Task:
Locate each line below that includes "closable" and reproduce it.

Excerpts from a dataset:

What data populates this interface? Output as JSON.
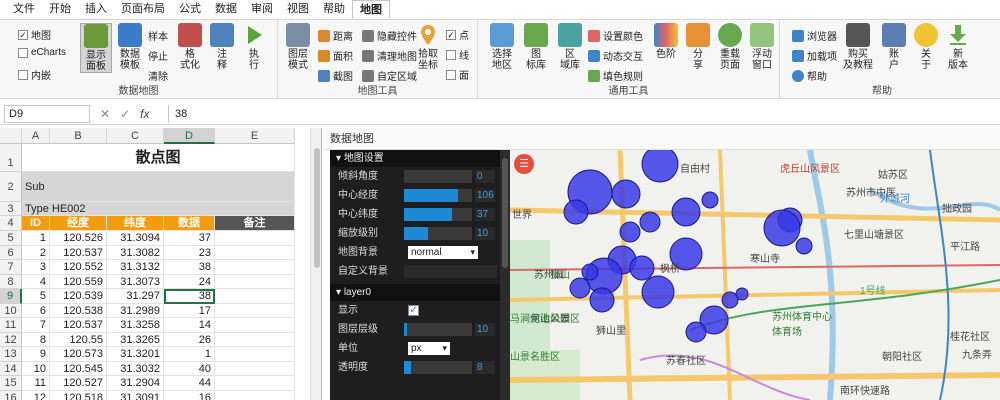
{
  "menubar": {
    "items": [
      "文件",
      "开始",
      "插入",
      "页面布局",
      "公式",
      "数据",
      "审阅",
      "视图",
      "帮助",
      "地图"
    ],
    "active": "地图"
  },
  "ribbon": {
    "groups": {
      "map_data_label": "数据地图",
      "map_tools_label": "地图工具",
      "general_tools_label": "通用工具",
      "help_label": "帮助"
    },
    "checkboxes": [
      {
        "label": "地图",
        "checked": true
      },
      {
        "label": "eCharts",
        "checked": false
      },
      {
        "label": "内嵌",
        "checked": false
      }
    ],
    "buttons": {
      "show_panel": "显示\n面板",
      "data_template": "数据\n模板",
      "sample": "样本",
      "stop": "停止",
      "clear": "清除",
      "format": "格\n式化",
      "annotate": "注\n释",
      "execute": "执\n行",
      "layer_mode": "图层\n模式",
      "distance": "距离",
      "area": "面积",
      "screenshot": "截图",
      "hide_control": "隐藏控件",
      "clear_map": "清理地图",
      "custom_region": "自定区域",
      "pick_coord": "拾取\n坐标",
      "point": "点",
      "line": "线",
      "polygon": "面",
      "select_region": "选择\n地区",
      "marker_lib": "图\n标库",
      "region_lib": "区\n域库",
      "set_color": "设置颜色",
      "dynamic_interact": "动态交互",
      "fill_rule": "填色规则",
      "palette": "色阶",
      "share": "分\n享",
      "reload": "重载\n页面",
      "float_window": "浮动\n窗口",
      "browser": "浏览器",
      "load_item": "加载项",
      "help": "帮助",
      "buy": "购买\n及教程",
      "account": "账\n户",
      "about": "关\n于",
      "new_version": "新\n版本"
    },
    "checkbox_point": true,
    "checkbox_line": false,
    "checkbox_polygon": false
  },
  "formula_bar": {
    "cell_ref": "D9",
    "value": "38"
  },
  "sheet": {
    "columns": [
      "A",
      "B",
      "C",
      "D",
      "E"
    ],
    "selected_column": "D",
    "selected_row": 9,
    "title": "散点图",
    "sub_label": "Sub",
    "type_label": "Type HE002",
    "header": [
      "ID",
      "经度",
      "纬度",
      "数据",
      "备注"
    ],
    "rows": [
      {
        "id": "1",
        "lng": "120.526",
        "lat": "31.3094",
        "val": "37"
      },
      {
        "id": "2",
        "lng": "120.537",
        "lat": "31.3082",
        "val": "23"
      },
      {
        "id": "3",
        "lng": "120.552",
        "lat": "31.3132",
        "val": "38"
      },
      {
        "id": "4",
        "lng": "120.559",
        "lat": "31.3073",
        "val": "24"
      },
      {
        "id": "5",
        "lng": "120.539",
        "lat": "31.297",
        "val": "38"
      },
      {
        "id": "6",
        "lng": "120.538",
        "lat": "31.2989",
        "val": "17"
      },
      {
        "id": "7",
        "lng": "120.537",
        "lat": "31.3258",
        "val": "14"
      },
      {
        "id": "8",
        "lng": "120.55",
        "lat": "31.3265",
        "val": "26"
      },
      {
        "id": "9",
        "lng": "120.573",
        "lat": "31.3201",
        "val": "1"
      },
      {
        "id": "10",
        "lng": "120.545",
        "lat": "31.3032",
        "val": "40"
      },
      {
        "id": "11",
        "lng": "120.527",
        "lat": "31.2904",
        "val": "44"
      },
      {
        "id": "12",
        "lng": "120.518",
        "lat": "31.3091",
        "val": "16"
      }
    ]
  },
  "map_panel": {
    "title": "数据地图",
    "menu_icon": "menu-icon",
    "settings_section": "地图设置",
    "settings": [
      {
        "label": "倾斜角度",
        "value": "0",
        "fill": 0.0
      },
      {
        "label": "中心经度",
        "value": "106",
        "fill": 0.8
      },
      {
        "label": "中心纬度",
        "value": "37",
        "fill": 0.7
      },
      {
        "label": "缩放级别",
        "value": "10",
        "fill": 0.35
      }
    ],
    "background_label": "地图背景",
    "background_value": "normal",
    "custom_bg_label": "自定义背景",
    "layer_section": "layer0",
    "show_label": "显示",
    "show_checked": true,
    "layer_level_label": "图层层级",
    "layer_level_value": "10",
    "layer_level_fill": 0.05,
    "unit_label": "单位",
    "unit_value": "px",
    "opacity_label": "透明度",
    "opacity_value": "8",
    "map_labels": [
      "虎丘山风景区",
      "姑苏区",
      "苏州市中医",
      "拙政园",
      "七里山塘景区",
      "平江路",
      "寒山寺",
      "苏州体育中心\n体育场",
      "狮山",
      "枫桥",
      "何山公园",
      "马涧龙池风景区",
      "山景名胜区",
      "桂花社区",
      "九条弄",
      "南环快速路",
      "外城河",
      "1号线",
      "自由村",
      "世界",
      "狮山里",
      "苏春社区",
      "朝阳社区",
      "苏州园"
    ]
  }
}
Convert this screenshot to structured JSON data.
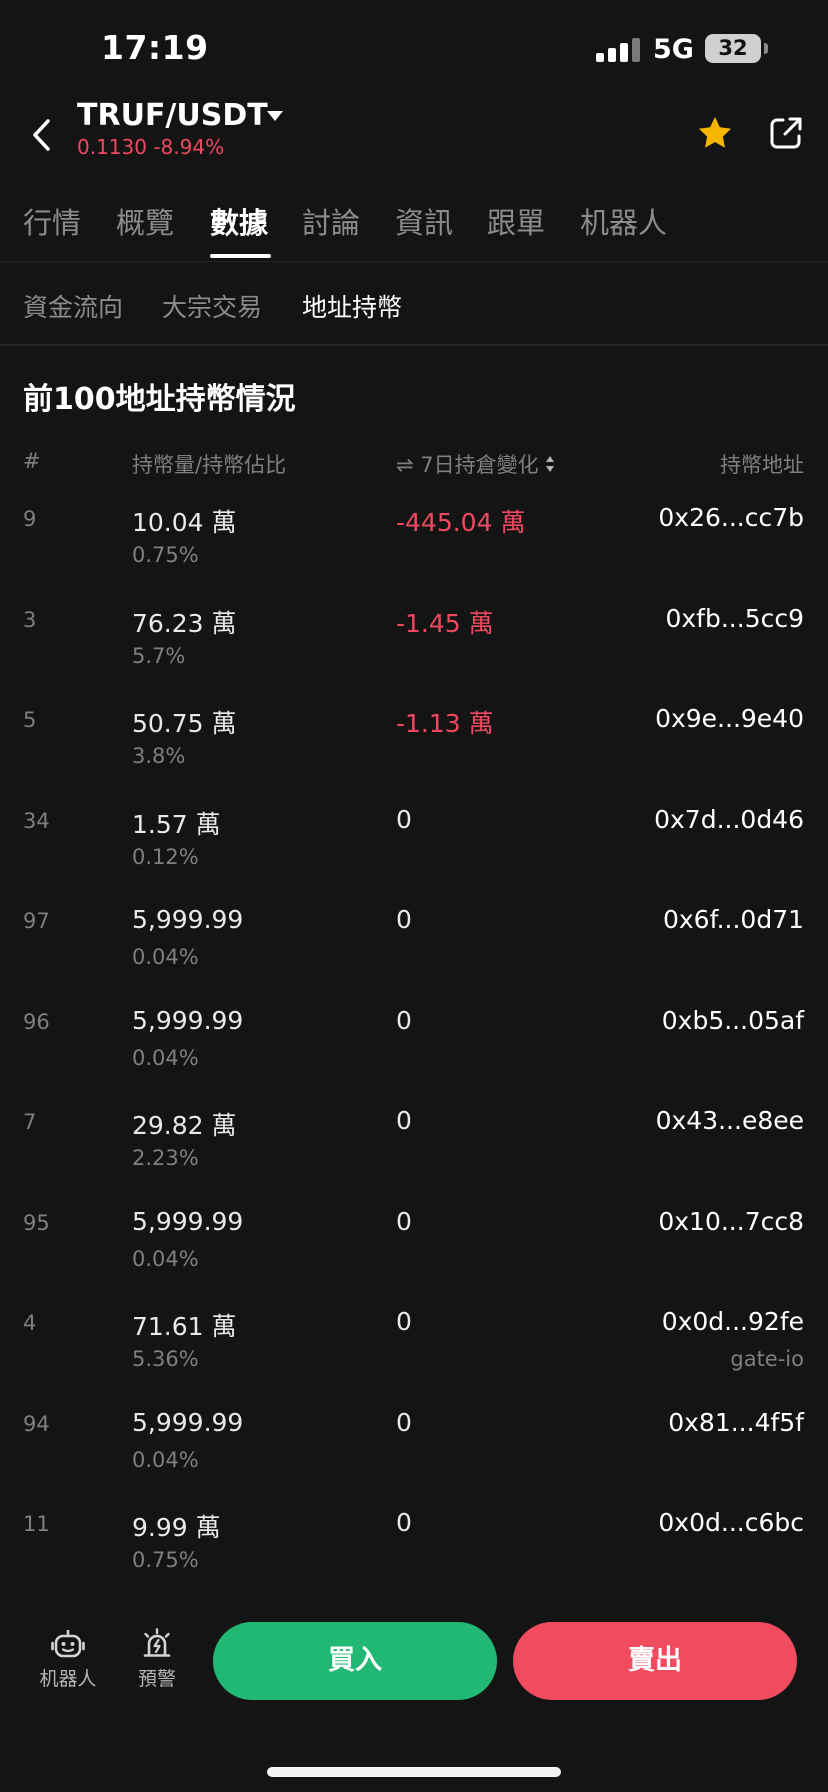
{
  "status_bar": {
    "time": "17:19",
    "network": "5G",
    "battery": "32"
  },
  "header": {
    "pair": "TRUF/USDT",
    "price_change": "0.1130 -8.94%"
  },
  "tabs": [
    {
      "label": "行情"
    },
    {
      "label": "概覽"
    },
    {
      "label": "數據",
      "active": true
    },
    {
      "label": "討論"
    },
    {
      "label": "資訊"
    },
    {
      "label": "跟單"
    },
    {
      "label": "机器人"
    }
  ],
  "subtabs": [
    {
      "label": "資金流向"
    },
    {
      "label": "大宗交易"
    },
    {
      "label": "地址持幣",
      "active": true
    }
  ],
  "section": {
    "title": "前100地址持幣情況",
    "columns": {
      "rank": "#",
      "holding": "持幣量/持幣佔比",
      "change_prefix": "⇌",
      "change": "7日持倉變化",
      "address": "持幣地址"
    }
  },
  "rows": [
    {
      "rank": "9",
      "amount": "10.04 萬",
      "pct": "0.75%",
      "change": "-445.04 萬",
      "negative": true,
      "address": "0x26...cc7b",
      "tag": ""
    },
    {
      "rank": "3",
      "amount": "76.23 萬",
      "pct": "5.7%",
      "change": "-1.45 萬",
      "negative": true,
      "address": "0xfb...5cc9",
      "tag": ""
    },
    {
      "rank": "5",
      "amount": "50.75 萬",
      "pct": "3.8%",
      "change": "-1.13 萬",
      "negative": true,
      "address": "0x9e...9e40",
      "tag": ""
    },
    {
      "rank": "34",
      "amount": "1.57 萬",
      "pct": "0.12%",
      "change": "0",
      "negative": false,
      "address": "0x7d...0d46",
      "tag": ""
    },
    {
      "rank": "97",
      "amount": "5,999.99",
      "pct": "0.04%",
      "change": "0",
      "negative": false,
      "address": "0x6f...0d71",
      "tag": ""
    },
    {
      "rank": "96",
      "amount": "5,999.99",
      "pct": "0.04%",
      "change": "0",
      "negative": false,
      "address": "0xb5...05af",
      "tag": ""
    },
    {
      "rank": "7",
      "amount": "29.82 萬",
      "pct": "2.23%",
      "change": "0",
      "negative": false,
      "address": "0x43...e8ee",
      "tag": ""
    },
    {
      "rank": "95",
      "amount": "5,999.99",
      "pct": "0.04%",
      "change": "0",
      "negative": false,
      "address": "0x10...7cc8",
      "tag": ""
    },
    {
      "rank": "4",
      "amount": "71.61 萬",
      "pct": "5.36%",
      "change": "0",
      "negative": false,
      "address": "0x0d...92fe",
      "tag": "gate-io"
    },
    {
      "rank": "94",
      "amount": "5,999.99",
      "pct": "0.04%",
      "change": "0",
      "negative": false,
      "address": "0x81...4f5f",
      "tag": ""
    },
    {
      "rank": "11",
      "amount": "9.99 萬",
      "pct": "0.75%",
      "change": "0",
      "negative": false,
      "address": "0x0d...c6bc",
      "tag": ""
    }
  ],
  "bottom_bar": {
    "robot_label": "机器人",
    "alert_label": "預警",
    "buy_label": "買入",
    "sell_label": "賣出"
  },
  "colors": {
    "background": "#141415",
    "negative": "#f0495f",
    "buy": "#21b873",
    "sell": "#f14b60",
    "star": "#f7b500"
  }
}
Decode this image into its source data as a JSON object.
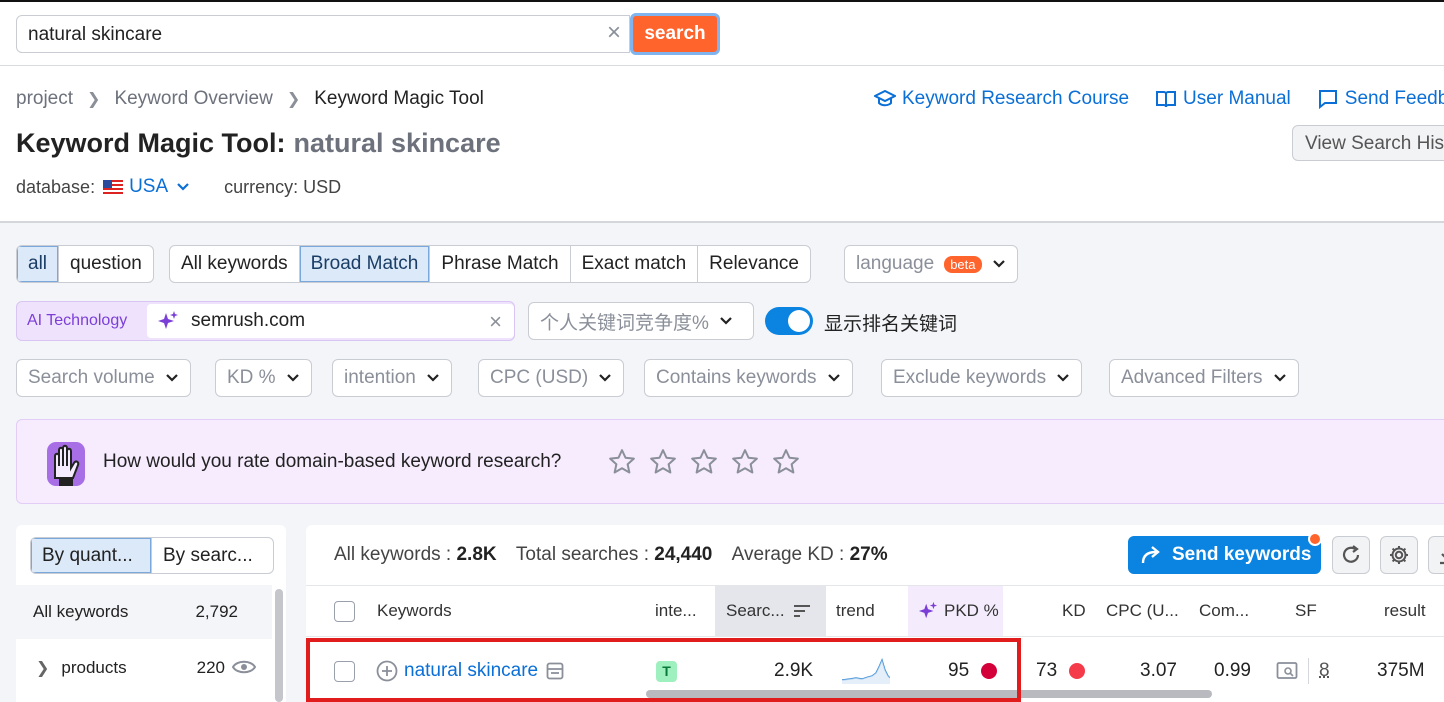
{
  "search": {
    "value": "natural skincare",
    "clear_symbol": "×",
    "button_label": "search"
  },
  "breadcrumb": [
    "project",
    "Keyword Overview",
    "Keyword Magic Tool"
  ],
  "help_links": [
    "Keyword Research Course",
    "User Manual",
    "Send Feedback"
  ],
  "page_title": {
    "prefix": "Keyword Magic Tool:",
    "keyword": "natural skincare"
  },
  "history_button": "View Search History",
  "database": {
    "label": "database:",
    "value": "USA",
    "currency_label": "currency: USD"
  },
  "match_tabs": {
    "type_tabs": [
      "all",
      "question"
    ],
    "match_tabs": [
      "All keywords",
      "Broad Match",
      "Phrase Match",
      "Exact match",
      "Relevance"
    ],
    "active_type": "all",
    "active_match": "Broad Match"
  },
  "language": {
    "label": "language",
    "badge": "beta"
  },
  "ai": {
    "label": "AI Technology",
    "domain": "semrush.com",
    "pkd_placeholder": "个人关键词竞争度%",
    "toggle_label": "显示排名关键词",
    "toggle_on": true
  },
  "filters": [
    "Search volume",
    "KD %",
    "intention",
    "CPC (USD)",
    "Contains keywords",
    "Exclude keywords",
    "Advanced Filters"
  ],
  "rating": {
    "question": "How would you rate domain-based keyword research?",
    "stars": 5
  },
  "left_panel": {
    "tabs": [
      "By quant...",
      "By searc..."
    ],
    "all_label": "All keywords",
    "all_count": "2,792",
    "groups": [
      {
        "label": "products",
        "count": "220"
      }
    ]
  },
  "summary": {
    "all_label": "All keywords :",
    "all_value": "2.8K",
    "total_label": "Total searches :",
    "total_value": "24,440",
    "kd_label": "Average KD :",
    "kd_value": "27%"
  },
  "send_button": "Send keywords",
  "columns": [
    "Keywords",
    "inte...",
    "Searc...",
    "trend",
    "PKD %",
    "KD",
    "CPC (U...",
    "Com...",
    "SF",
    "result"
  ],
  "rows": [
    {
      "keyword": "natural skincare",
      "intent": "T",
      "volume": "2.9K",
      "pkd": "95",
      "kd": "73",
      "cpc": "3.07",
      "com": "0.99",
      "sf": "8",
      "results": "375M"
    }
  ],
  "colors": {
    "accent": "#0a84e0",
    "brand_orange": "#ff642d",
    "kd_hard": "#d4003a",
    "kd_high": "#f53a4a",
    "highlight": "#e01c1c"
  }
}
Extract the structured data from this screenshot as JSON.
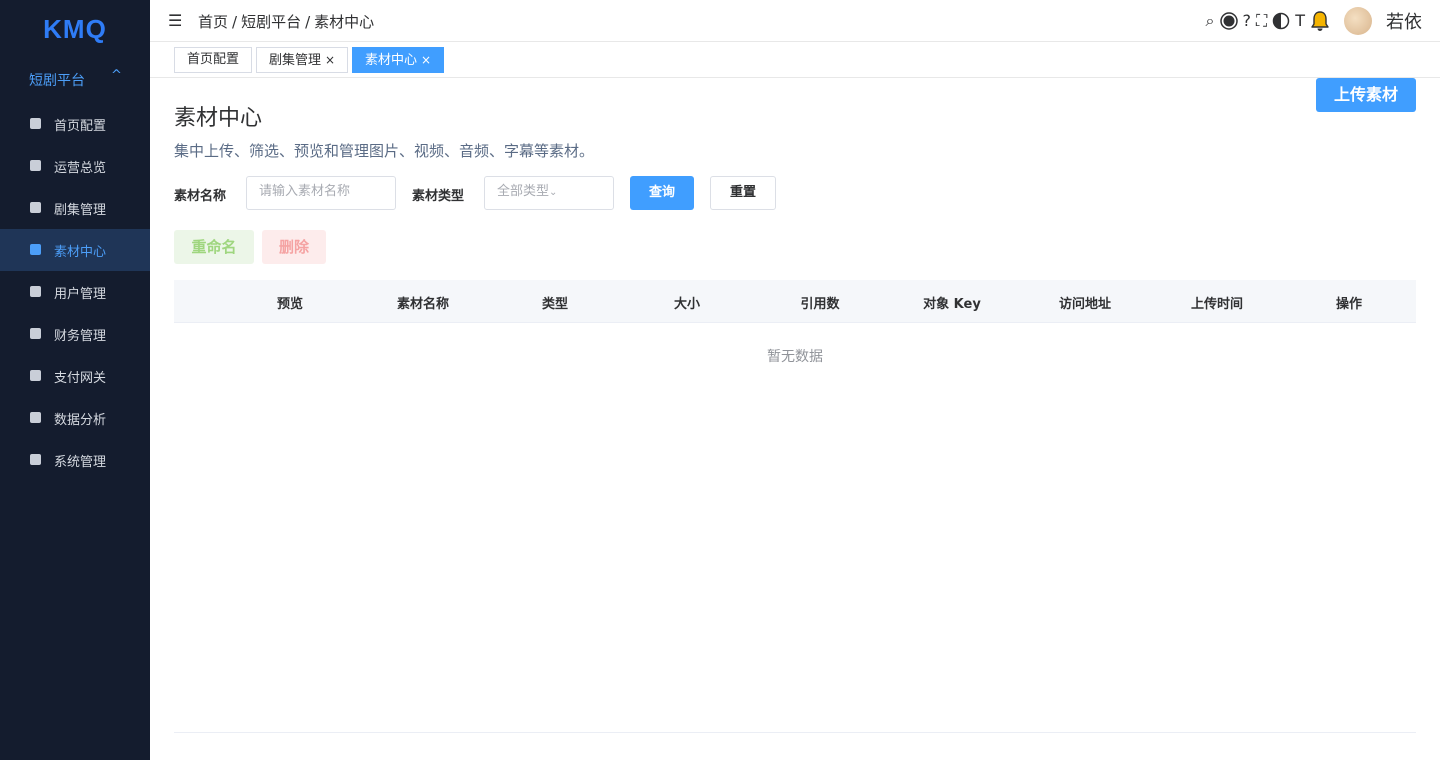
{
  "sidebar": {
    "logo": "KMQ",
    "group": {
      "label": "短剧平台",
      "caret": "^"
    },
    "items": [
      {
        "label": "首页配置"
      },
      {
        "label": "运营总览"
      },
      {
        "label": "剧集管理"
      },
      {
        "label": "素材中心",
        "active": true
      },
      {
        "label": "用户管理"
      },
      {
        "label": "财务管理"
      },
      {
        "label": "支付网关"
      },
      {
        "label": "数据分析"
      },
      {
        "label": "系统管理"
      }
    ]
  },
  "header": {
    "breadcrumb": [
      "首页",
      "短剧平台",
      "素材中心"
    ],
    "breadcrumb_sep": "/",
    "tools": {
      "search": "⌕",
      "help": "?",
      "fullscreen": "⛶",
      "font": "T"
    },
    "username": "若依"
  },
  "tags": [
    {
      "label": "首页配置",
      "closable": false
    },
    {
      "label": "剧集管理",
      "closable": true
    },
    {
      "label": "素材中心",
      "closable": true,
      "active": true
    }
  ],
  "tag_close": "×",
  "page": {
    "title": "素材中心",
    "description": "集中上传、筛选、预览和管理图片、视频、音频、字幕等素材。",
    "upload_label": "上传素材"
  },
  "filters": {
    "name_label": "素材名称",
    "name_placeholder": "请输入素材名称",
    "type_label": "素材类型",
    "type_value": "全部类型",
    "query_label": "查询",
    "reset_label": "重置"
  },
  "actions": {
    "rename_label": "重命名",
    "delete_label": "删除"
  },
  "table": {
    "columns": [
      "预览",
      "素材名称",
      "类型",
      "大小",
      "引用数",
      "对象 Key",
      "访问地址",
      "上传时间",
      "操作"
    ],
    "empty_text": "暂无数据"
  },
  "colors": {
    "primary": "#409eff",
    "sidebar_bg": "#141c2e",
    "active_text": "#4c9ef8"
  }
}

Exercise result:
      "closable": false
      "closable": true
      "closable": true,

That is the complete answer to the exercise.